Web page and app entries
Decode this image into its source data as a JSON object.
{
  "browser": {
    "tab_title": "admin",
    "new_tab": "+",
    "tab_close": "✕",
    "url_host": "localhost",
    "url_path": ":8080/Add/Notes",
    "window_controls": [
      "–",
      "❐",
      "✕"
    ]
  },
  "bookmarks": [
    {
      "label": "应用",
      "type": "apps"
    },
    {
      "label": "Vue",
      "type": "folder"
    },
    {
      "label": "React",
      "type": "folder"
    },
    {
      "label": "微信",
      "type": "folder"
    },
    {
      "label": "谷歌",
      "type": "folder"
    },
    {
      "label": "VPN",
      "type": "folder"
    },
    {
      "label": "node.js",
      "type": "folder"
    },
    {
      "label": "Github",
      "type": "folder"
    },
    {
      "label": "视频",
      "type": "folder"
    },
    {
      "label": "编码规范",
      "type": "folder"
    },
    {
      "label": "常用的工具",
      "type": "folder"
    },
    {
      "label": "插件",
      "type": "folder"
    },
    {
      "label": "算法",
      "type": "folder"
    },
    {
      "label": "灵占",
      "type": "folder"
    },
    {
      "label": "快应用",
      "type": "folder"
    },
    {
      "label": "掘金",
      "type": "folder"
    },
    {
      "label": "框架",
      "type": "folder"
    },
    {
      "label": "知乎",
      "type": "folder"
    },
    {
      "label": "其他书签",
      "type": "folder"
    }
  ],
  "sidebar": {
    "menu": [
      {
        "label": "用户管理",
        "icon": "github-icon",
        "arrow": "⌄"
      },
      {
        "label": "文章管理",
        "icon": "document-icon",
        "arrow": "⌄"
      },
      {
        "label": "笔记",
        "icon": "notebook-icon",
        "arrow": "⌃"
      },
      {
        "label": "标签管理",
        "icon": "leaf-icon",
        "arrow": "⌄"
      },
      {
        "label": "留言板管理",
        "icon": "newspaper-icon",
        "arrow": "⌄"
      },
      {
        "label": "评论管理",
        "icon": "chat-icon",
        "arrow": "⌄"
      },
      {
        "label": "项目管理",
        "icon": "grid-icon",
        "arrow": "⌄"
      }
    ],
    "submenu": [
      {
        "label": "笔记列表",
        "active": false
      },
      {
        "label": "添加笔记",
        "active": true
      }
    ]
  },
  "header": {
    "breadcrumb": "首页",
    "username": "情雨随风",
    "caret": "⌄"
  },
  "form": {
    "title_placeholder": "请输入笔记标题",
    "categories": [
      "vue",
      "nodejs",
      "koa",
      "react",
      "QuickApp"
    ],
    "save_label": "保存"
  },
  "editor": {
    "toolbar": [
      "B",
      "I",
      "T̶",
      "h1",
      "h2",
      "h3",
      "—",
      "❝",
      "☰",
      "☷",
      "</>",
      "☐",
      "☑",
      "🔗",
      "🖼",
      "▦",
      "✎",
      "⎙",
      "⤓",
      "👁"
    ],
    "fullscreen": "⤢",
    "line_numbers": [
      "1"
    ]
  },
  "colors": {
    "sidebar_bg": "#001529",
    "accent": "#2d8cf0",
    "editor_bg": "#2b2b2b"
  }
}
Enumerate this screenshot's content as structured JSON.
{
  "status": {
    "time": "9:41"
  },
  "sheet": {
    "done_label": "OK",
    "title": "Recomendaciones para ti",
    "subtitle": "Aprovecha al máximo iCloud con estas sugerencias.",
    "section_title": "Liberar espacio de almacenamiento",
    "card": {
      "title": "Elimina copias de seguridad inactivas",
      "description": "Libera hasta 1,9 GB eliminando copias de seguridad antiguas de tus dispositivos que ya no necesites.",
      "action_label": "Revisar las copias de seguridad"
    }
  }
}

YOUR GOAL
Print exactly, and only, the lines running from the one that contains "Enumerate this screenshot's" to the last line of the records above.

SOLUTION BELOW
Enumerate this screenshot's content as structured JSON.
{
  "status": {
    "time": "9:41"
  },
  "sheet": {
    "done_label": "OK",
    "title": "Recomendaciones para ti",
    "subtitle": "Aprovecha al máximo iCloud con estas sugerencias.",
    "section_title": "Liberar espacio de almacenamiento",
    "card": {
      "title": "Elimina copias de seguridad inactivas",
      "description": "Libera hasta 1,9 GB eliminando copias de seguridad antiguas de tus dispositivos que ya no necesites.",
      "action_label": "Revisar las copias de seguridad"
    }
  }
}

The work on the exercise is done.